Picturesque old towns with half-timbering and medieval city walls line the Neckarsteig. As a hub of state politics, the House of Staufen founded fortified towns such as, among others, Eberbach and Neckargemünd. The imperial palace of Wimpfen was the strategic base of Staufen power; here court was held and justice dispenced. After the Staufer period, around 1300, Wimpfen became an imperial city.
Hassmersheim, Neckarzimmern and the later Teutonic Order Town of Gundelsheim emerged from early Frankish settlements. Mosbach formed around a Benedictine monastery, probably founded before the 9th century. Fishing and shipping communities such as Neckargerach, Binau or Ersheim (today a district of Hirschhorn) were also documented partly as early as the 8th century.

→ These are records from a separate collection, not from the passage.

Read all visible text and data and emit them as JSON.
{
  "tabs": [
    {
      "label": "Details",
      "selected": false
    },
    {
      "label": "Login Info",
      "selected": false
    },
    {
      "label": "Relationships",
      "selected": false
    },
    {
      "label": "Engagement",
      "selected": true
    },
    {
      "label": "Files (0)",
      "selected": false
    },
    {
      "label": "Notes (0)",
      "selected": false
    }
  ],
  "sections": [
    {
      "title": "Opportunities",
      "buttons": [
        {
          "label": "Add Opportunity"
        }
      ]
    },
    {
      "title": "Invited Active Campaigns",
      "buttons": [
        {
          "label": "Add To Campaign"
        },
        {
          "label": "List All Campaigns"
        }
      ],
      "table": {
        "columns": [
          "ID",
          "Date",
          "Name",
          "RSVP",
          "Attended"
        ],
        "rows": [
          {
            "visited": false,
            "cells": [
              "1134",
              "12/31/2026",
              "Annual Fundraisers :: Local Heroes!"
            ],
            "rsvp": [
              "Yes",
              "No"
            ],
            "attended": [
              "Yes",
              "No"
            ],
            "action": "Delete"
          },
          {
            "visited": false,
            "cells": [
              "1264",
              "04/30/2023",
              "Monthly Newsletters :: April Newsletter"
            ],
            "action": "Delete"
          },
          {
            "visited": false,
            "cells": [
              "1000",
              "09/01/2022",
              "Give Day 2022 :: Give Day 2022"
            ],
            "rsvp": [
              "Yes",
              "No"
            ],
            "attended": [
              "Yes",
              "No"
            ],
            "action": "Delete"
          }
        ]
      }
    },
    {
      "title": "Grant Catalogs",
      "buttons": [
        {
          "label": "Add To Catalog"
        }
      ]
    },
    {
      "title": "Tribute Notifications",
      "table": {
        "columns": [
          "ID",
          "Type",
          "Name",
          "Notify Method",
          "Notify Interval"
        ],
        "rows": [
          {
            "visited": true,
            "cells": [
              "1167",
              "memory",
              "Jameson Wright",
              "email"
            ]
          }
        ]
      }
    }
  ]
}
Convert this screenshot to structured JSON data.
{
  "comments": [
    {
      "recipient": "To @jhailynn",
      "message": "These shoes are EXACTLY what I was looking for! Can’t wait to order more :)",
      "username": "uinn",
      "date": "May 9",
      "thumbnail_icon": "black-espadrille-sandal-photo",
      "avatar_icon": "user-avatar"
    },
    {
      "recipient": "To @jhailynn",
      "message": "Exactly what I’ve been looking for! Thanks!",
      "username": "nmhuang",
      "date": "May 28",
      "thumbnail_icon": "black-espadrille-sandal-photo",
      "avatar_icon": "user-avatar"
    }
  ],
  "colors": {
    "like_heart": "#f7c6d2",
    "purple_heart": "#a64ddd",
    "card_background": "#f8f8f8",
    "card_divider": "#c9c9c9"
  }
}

Heidelberg was built in the 12th century; Neckarsteinach and Hirschhorn are mentioned in the 14th century. All these towns have much older roots. Districts of Heidelberg were already villages in Franconian times and on the 'Heiligenberg' (Holy Hill) there is evidence of a Celtic site. The lower Neckar Valley is time-honored settlement land.